CoR members call for new European Care Strategy to include proposal to encourage private-sector investment and to set targets for care for the elderly.
Local and regional leaders have backed the creation of a European care strategy intended to encourage minimum standards for care for European Union citizens throughout their life cycle, from early childhood to old age. The recommendations call on national governments to invest more in care services and try to standardise data, backs EU-level action to attract skilled workers into the sector – and suggests the introduction of investment criteria to stimulate private-sector funding into the sector.
Care services are a responsibility of member states and sometimes of
regional governments, but the COVID pandemic put a spotlight on weaknesses
on care services within the Union, prompting calls for greater European
support – and funding – for care services. An immediate result was
substantial EU funding for health care and child care through the emergency
Resilience and Recovery Facility. A longer-term result – a European Care
Strategy presented by the European Commission in September 2022 – sets out
ways in which the EU can support member states in their provision of health
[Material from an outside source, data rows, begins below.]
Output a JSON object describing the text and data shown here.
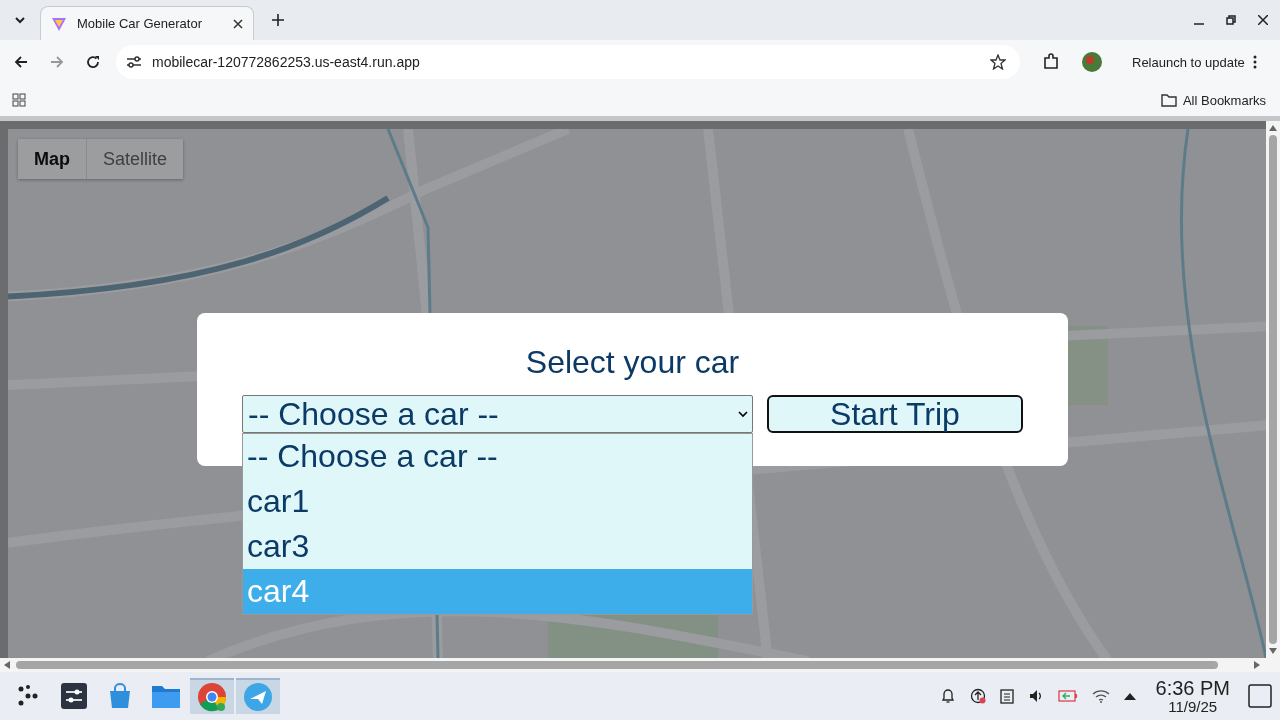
{
  "browser": {
    "tabs": [
      {
        "title": "Mobile Car Generator",
        "selected": true
      }
    ],
    "address": "mobilecar-120772862253.us-east4.run.app",
    "relaunch": "Relaunch to update",
    "bookmarks": "All Bookmarks"
  },
  "map": {
    "kind": "picture",
    "controls": [
      {
        "label": "Map",
        "selected": true
      },
      {
        "label": "Satellite",
        "selected": false
      }
    ]
  },
  "dialog": {
    "title": "Select your car",
    "select_value": "-- Choose a car --",
    "button": "Start Trip",
    "options": [
      {
        "label": "-- Choose a car --",
        "selected": false
      },
      {
        "label": "car1",
        "selected": false
      },
      {
        "label": "car3",
        "selected": false
      },
      {
        "label": "car4",
        "selected": true
      }
    ]
  },
  "taskbar": {
    "apps": [
      {
        "kind": "launcher",
        "active": false
      },
      {
        "kind": "settings",
        "active": false
      },
      {
        "kind": "store",
        "active": false
      },
      {
        "kind": "files",
        "active": false
      },
      {
        "kind": "chrome",
        "active": true
      },
      {
        "kind": "app",
        "active": true
      }
    ],
    "time": "6:36 PM",
    "date": "11/9/25"
  }
}
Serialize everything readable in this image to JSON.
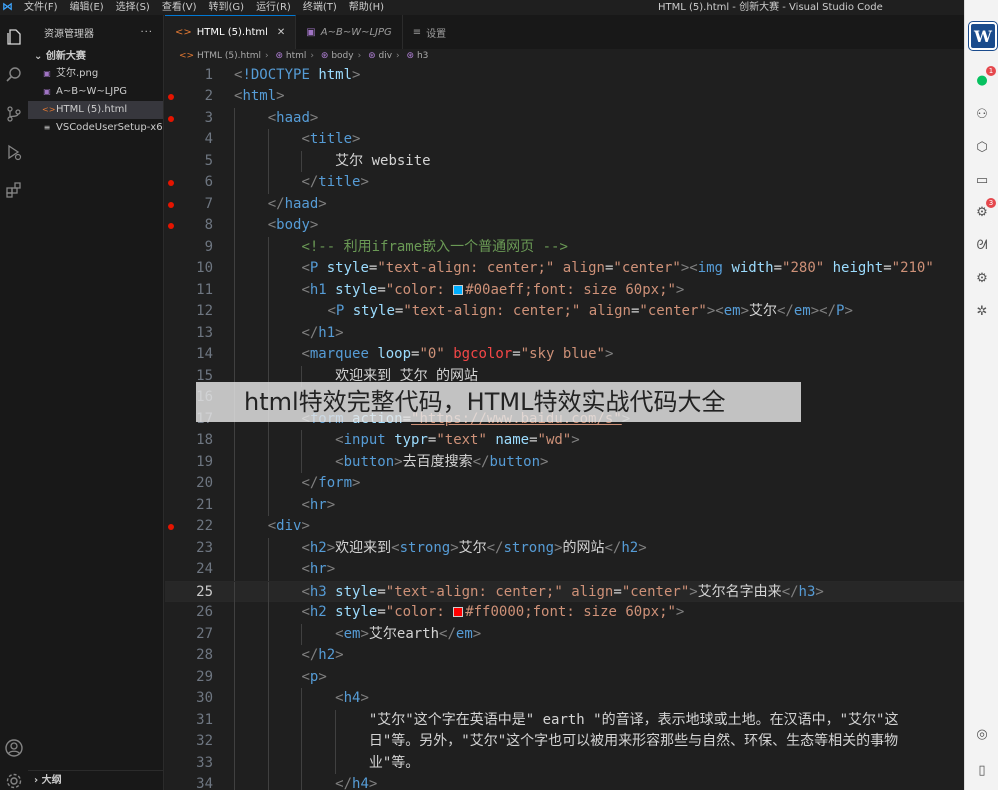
{
  "window": {
    "title": "HTML (5).html - 创新大赛 - Visual Studio Code"
  },
  "menu": [
    "文件(F)",
    "编辑(E)",
    "选择(S)",
    "查看(V)",
    "转到(G)",
    "运行(R)",
    "终端(T)",
    "帮助(H)"
  ],
  "activity_bar": [
    "explorer-icon",
    "search-icon",
    "source-control-icon",
    "run-debug-icon",
    "extensions-icon",
    "account-icon",
    "manage-gear-icon"
  ],
  "sidebar": {
    "title": "资源管理器",
    "more": "···",
    "project": "创新大赛",
    "files": [
      {
        "name": "艾尔.png",
        "icon": "image-file-icon",
        "active": false
      },
      {
        "name": "A~B~W~LJPG",
        "icon": "image-file-icon",
        "active": false
      },
      {
        "name": "HTML (5).html",
        "icon": "html-file-icon",
        "active": true
      },
      {
        "name": "VSCodeUserSetup-x6...",
        "icon": "exe-file-icon",
        "active": false
      }
    ],
    "outline": "大纲"
  },
  "tabs": [
    {
      "label": "HTML (5).html",
      "icon": "html-file-icon",
      "active": true,
      "close": "✕"
    },
    {
      "label": "A~B~W~LJPG",
      "icon": "image-file-icon",
      "active": false
    },
    {
      "label": "设置",
      "icon": "settings-icon",
      "active": false
    }
  ],
  "breadcrumb": [
    "HTML (5).html",
    "html",
    "body",
    "div",
    "h3"
  ],
  "editor": {
    "current_line": 25,
    "breakpoint_lines": [
      2,
      3,
      6,
      7,
      8,
      22
    ],
    "lines": [
      {
        "n": "1",
        "indent": 0,
        "tokens": [
          [
            "br",
            "<"
          ],
          [
            "doct",
            "!DOCTYPE"
          ],
          [
            "text",
            " "
          ],
          [
            "attr",
            "html"
          ],
          [
            "br",
            ">"
          ]
        ]
      },
      {
        "n": "2",
        "indent": 0,
        "tokens": [
          [
            "br",
            "<"
          ],
          [
            "tag",
            "html"
          ],
          [
            "br",
            ">"
          ]
        ]
      },
      {
        "n": "3",
        "indent": 1,
        "tokens": [
          [
            "br",
            "<"
          ],
          [
            "tag",
            "haad"
          ],
          [
            "br",
            ">"
          ]
        ]
      },
      {
        "n": "4",
        "indent": 2,
        "tokens": [
          [
            "br",
            "<"
          ],
          [
            "tag",
            "title"
          ],
          [
            "br",
            ">"
          ]
        ]
      },
      {
        "n": "5",
        "indent": 3,
        "tokens": [
          [
            "text",
            "艾尔 website"
          ]
        ]
      },
      {
        "n": "6",
        "indent": 2,
        "tokens": [
          [
            "br",
            "</"
          ],
          [
            "tag",
            "title"
          ],
          [
            "br",
            ">"
          ]
        ]
      },
      {
        "n": "7",
        "indent": 1,
        "tokens": [
          [
            "br",
            "</"
          ],
          [
            "tag",
            "haad"
          ],
          [
            "br",
            ">"
          ]
        ]
      },
      {
        "n": "8",
        "indent": 1,
        "tokens": [
          [
            "br",
            "<"
          ],
          [
            "tag",
            "body"
          ],
          [
            "br",
            ">"
          ]
        ]
      },
      {
        "n": "9",
        "indent": 2,
        "tokens": [
          [
            "com",
            "<!-- 利用iframe嵌入一个普通网页 -->"
          ]
        ]
      },
      {
        "n": "10",
        "indent": 2,
        "tokens": [
          [
            "br",
            "<"
          ],
          [
            "tag",
            "P"
          ],
          [
            "text",
            " "
          ],
          [
            "attr",
            "style"
          ],
          [
            "text",
            "="
          ],
          [
            "str",
            "\"text-align: center;\""
          ],
          [
            "text",
            " "
          ],
          [
            "attr2",
            "align"
          ],
          [
            "text",
            "="
          ],
          [
            "str",
            "\"center\""
          ],
          [
            "br",
            ">"
          ],
          [
            "br",
            "<"
          ],
          [
            "tag",
            "img"
          ],
          [
            "text",
            " "
          ],
          [
            "attr",
            "width"
          ],
          [
            "text",
            "="
          ],
          [
            "str",
            "\"280\""
          ],
          [
            "text",
            " "
          ],
          [
            "attr",
            "height"
          ],
          [
            "text",
            "="
          ],
          [
            "str",
            "\"210\""
          ]
        ]
      },
      {
        "n": "11",
        "indent": 2,
        "tokens": [
          [
            "br",
            "<"
          ],
          [
            "tag",
            "h1"
          ],
          [
            "text",
            " "
          ],
          [
            "attr",
            "style"
          ],
          [
            "text",
            "="
          ],
          [
            "str",
            "\"color: "
          ],
          [
            "swatch",
            "#00aeff"
          ],
          [
            "str",
            "#00aeff;font: size 60px;\""
          ],
          [
            "br",
            ">"
          ]
        ]
      },
      {
        "n": "12",
        "indent": 2,
        "extra": 26,
        "tokens": [
          [
            "br",
            "<"
          ],
          [
            "tag",
            "P"
          ],
          [
            "text",
            " "
          ],
          [
            "attr",
            "style"
          ],
          [
            "text",
            "="
          ],
          [
            "str",
            "\"text-align: center;\""
          ],
          [
            "text",
            " "
          ],
          [
            "attr2",
            "align"
          ],
          [
            "text",
            "="
          ],
          [
            "str",
            "\"center\""
          ],
          [
            "br",
            ">"
          ],
          [
            "br",
            "<"
          ],
          [
            "tag",
            "em"
          ],
          [
            "br",
            ">"
          ],
          [
            "text",
            "艾尔"
          ],
          [
            "br",
            "</"
          ],
          [
            "tag",
            "em"
          ],
          [
            "br",
            ">"
          ],
          [
            "br",
            "</"
          ],
          [
            "tag",
            "P"
          ],
          [
            "br",
            ">"
          ]
        ]
      },
      {
        "n": "13",
        "indent": 2,
        "tokens": [
          [
            "br",
            "</"
          ],
          [
            "tag",
            "h1"
          ],
          [
            "br",
            ">"
          ]
        ]
      },
      {
        "n": "14",
        "indent": 2,
        "tokens": [
          [
            "br",
            "<"
          ],
          [
            "tag",
            "marquee"
          ],
          [
            "text",
            " "
          ],
          [
            "attr",
            "loop"
          ],
          [
            "text",
            "="
          ],
          [
            "str",
            "\"0\""
          ],
          [
            "text",
            " "
          ],
          [
            "err",
            "bgcolor"
          ],
          [
            "text",
            "="
          ],
          [
            "str",
            "\"sky blue\""
          ],
          [
            "br",
            ">"
          ]
        ]
      },
      {
        "n": "15",
        "indent": 3,
        "tokens": [
          [
            "text",
            "欢迎来到 艾尔 的网站"
          ]
        ]
      },
      {
        "n": "16",
        "indent": 2,
        "tokens": []
      },
      {
        "n": "17",
        "indent": 2,
        "tokens": [
          [
            "br",
            "<"
          ],
          [
            "tag",
            "form"
          ],
          [
            "text",
            " "
          ],
          [
            "attr",
            "action"
          ],
          [
            "text",
            "="
          ],
          [
            "link",
            "\"https://www.baidu.com/s\""
          ],
          [
            "br",
            ">"
          ]
        ]
      },
      {
        "n": "18",
        "indent": 3,
        "tokens": [
          [
            "br",
            "<"
          ],
          [
            "tag",
            "input"
          ],
          [
            "text",
            " "
          ],
          [
            "attr",
            "typr"
          ],
          [
            "text",
            "="
          ],
          [
            "str",
            "\"text\""
          ],
          [
            "text",
            " "
          ],
          [
            "attr",
            "name"
          ],
          [
            "text",
            "="
          ],
          [
            "str",
            "\"wd\""
          ],
          [
            "br",
            ">"
          ]
        ]
      },
      {
        "n": "19",
        "indent": 3,
        "tokens": [
          [
            "br",
            "<"
          ],
          [
            "tag",
            "button"
          ],
          [
            "br",
            ">"
          ],
          [
            "text",
            "去百度搜索"
          ],
          [
            "br",
            "</"
          ],
          [
            "tag",
            "button"
          ],
          [
            "br",
            ">"
          ]
        ]
      },
      {
        "n": "20",
        "indent": 2,
        "tokens": [
          [
            "br",
            "</"
          ],
          [
            "tag",
            "form"
          ],
          [
            "br",
            ">"
          ]
        ]
      },
      {
        "n": "21",
        "indent": 2,
        "tokens": [
          [
            "br",
            "<"
          ],
          [
            "tag",
            "hr"
          ],
          [
            "br",
            ">"
          ]
        ]
      },
      {
        "n": "22",
        "indent": 1,
        "tokens": [
          [
            "br",
            "<"
          ],
          [
            "tag",
            "div"
          ],
          [
            "br",
            ">"
          ]
        ]
      },
      {
        "n": "23",
        "indent": 2,
        "tokens": [
          [
            "br",
            "<"
          ],
          [
            "tag",
            "h2"
          ],
          [
            "br",
            ">"
          ],
          [
            "text",
            "欢迎来到"
          ],
          [
            "br",
            "<"
          ],
          [
            "tag",
            "strong"
          ],
          [
            "br",
            ">"
          ],
          [
            "text",
            "艾尔"
          ],
          [
            "br",
            "</"
          ],
          [
            "tag",
            "strong"
          ],
          [
            "br",
            ">"
          ],
          [
            "text",
            "的网站"
          ],
          [
            "br",
            "</"
          ],
          [
            "tag",
            "h2"
          ],
          [
            "br",
            ">"
          ]
        ]
      },
      {
        "n": "24",
        "indent": 2,
        "tokens": [
          [
            "br",
            "<"
          ],
          [
            "tag",
            "hr"
          ],
          [
            "br",
            ">"
          ]
        ]
      },
      {
        "n": "25",
        "indent": 2,
        "tokens": [
          [
            "br",
            "<"
          ],
          [
            "tag",
            "h3"
          ],
          [
            "text",
            " "
          ],
          [
            "attr",
            "style"
          ],
          [
            "text",
            "="
          ],
          [
            "str",
            "\"text-align: center;\""
          ],
          [
            "text",
            " "
          ],
          [
            "attr2",
            "align"
          ],
          [
            "text",
            "="
          ],
          [
            "str",
            "\"center\""
          ],
          [
            "br",
            ">"
          ],
          [
            "text",
            "艾尔名字由来"
          ],
          [
            "br",
            "</"
          ],
          [
            "tag",
            "h3"
          ],
          [
            "br",
            ">"
          ]
        ]
      },
      {
        "n": "26",
        "indent": 2,
        "tokens": [
          [
            "br",
            "<"
          ],
          [
            "tag",
            "h2"
          ],
          [
            "text",
            " "
          ],
          [
            "attr",
            "style"
          ],
          [
            "text",
            "="
          ],
          [
            "str",
            "\"color: "
          ],
          [
            "swatch",
            "#ff0000"
          ],
          [
            "str",
            "#ff0000;font: size 60px;\""
          ],
          [
            "br",
            ">"
          ]
        ]
      },
      {
        "n": "27",
        "indent": 3,
        "tokens": [
          [
            "br",
            "<"
          ],
          [
            "tag",
            "em"
          ],
          [
            "br",
            ">"
          ],
          [
            "text",
            "艾尔earth"
          ],
          [
            "br",
            "</"
          ],
          [
            "tag",
            "em"
          ],
          [
            "br",
            ">"
          ]
        ]
      },
      {
        "n": "28",
        "indent": 2,
        "tokens": [
          [
            "br",
            "</"
          ],
          [
            "tag",
            "h2"
          ],
          [
            "br",
            ">"
          ]
        ]
      },
      {
        "n": "29",
        "indent": 2,
        "tokens": [
          [
            "br",
            "<"
          ],
          [
            "tag",
            "p"
          ],
          [
            "br",
            ">"
          ]
        ]
      },
      {
        "n": "30",
        "indent": 3,
        "tokens": [
          [
            "br",
            "<"
          ],
          [
            "tag",
            "h4"
          ],
          [
            "br",
            ">"
          ]
        ]
      },
      {
        "n": "31",
        "indent": 4,
        "tokens": [
          [
            "text",
            "\"艾尔\"这个字在英语中是\" earth \"的音译，表示地球或土地。在汉语中，\"艾尔\"这"
          ]
        ]
      },
      {
        "n": "32",
        "indent": 4,
        "tokens": [
          [
            "text",
            "日\"等。另外，\"艾尔\"这个字也可以被用来形容那些与自然、环保、生态等相关的事物"
          ]
        ]
      },
      {
        "n": "33",
        "indent": 4,
        "tokens": [
          [
            "text",
            "业\"等。"
          ]
        ]
      },
      {
        "n": "34",
        "indent": 3,
        "tokens": [
          [
            "br",
            "</"
          ],
          [
            "tag",
            "h4"
          ],
          [
            "br",
            ">"
          ]
        ]
      }
    ]
  },
  "right_dock": {
    "avatar_letter": "W",
    "icons": [
      {
        "name": "wechat-icon",
        "glyph": "●",
        "badge": "1",
        "color": "#07c160"
      },
      {
        "name": "contacts-icon",
        "glyph": "⚇",
        "badge": ""
      },
      {
        "name": "cube-icon",
        "glyph": "⬡",
        "badge": ""
      },
      {
        "name": "folder-icon",
        "glyph": "▭",
        "badge": ""
      },
      {
        "name": "apps-icon",
        "glyph": "⚙",
        "badge": "3"
      },
      {
        "name": "butterfly-icon",
        "glyph": "ᘛ",
        "badge": ""
      },
      {
        "name": "settings-icon",
        "glyph": "⚙",
        "badge": ""
      },
      {
        "name": "sparkle-icon",
        "glyph": "✲",
        "badge": ""
      },
      {
        "name": "compass-icon",
        "glyph": "◎",
        "badge": ""
      },
      {
        "name": "phone-icon",
        "glyph": "▯",
        "badge": ""
      }
    ]
  },
  "caption": "html特效完整代码，HTML特效实战代码大全"
}
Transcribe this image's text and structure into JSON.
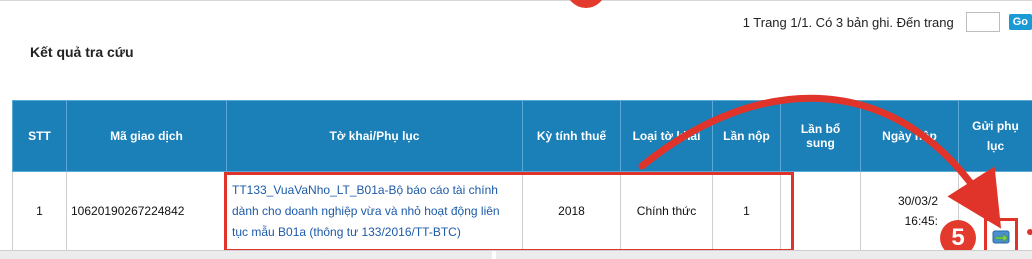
{
  "pager": {
    "text": "1  Trang 1/1. Có 3 bản ghi. Đến trang",
    "go_label": "Go"
  },
  "result_title": "Kết quả tra cứu",
  "table": {
    "headers": [
      "STT",
      "Mã giao dịch",
      "Tờ khai/Phụ lục",
      "Kỳ tính thuế",
      "Loại tờ khai",
      "Lần nộp",
      "Lần bổ sung",
      "Ngày nộp",
      "Gửi phụ lục"
    ],
    "rows": [
      {
        "stt": "1",
        "ma_giao_dich": "10620190267224842",
        "to_khai": "TT133_VuaVaNho_LT_B01a-Bộ báo cáo tài chính dành cho doanh nghiệp vừa và nhỏ hoạt động liên tục mẫu B01a (thông tư 133/2016/TT-BTC)",
        "ky_tinh_thue": "2018",
        "loai_to_khai": "Chính thức",
        "lan_nop": "1",
        "lan_bo_sung": "",
        "ngay_nop_date": "30/03/2",
        "ngay_nop_time": "16:45:"
      }
    ]
  },
  "annotation": {
    "step_number": "5",
    "accent_color": "#e0342a"
  },
  "icons": {
    "send": "send-appendix-icon"
  }
}
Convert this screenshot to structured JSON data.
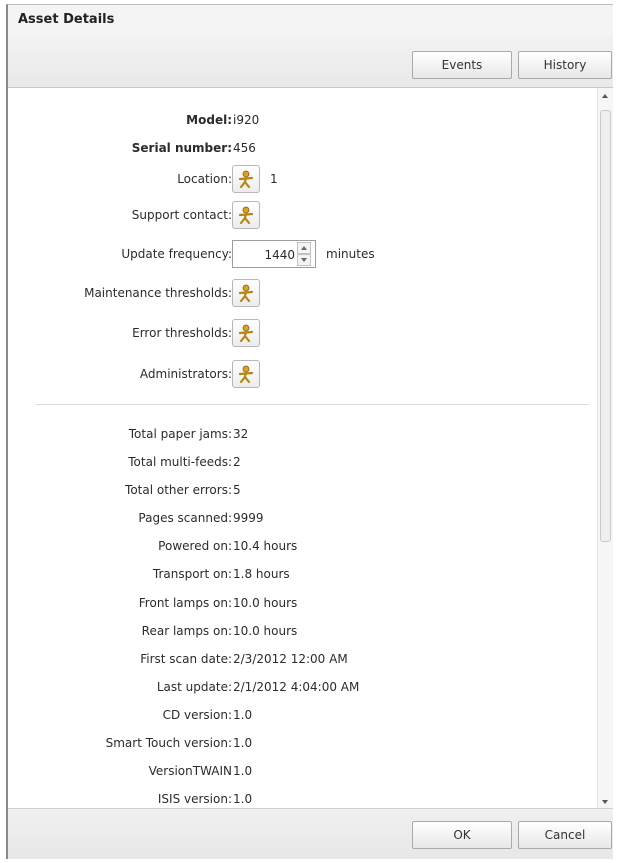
{
  "window": {
    "title": "Asset Details"
  },
  "toolbar": {
    "events_label": "Events",
    "history_label": "History"
  },
  "details": {
    "model_label": "Model:",
    "model_value": "i920",
    "serial_label": "Serial number:",
    "serial_value": "456",
    "location_label": "Location:",
    "location_value": "1",
    "support_label": "Support contact:",
    "update_label": "Update frequency:",
    "update_value": "1440",
    "update_unit": "minutes",
    "maintenance_label": "Maintenance thresholds:",
    "error_label": "Error thresholds:",
    "admins_label": "Administrators:"
  },
  "stats": [
    {
      "label": "Total paper jams:",
      "value": "32"
    },
    {
      "label": "Total multi-feeds:",
      "value": "2"
    },
    {
      "label": "Total other errors:",
      "value": "5"
    },
    {
      "label": "Pages scanned:",
      "value": "9999"
    },
    {
      "label": "Powered on:",
      "value": "10.4 hours"
    },
    {
      "label": "Transport on:",
      "value": "1.8 hours"
    },
    {
      "label": "Front lamps on:",
      "value": "10.0 hours"
    },
    {
      "label": "Rear lamps on:",
      "value": "10.0 hours"
    },
    {
      "label": "First scan date:",
      "value": "2/3/2012 12:00 AM"
    },
    {
      "label": "Last update:",
      "value": "2/1/2012 4:04:00 AM"
    },
    {
      "label": "CD version:",
      "value": "1.0"
    },
    {
      "label": "Smart Touch version:",
      "value": "1.0"
    },
    {
      "label": "VersionTWAIN",
      "value": "1.0"
    },
    {
      "label": "ISIS version:",
      "value": "1.0"
    }
  ],
  "footer": {
    "ok_label": "OK",
    "cancel_label": "Cancel"
  },
  "icons": {
    "person_picker": "person-picker-icon"
  },
  "colors": {
    "icon_gold": "#d9a421",
    "icon_brown": "#8a5a14"
  }
}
care, addresses ways of helping and increasing the number of care staff,
and urges an increase in care available to young children.
The CoR's rapporteur on the
European Care Strategy
(AT/PES), a minister in the Austrian region of Burgenland – called for "a
joint strategy shared by all EU local and regional authorities responsible
for health, care and education, and Member States, as well as the EU
institutions, to make care more accessible, affordable and of better
quality. The strategy should help closing the territorial gaps in
availability of and access to long-term care, in particular in rural and
depopulating areas". He also stressed that "the creation of affordable,
more accessible, available and high-quality care services is an important
step towards ensuring women's participation in the labour market and thus
Mr Dorner won support for a proposal not included in the European
Commission's strategy – the introduction of a 'social taxonomy', a common
code for investors, businesses and regulators on finance that can be
considered to make a sustainable social contribution. The development of a
'green taxonomy', seen as a means of increasing investment in
climate-related action, is a cornerstone of the European Green Deal and has
been adopted by EU member states.
The CoR also called for the extension of the 'Barcelona targets' to include
care for the elderly, a proposal not included in the European Commission's
strategy. EU member states in 2002 established targets – the 'Barcelona
targets' – for early-childhood education and care. Their aims include
making it easier for women to join the labour market.
A large majority of CoR members took the view that the proposals –
including the introduction of "national long-term care coordinators" and
support for a standardisation of data across the EU – would not weaken the
authority of national governments.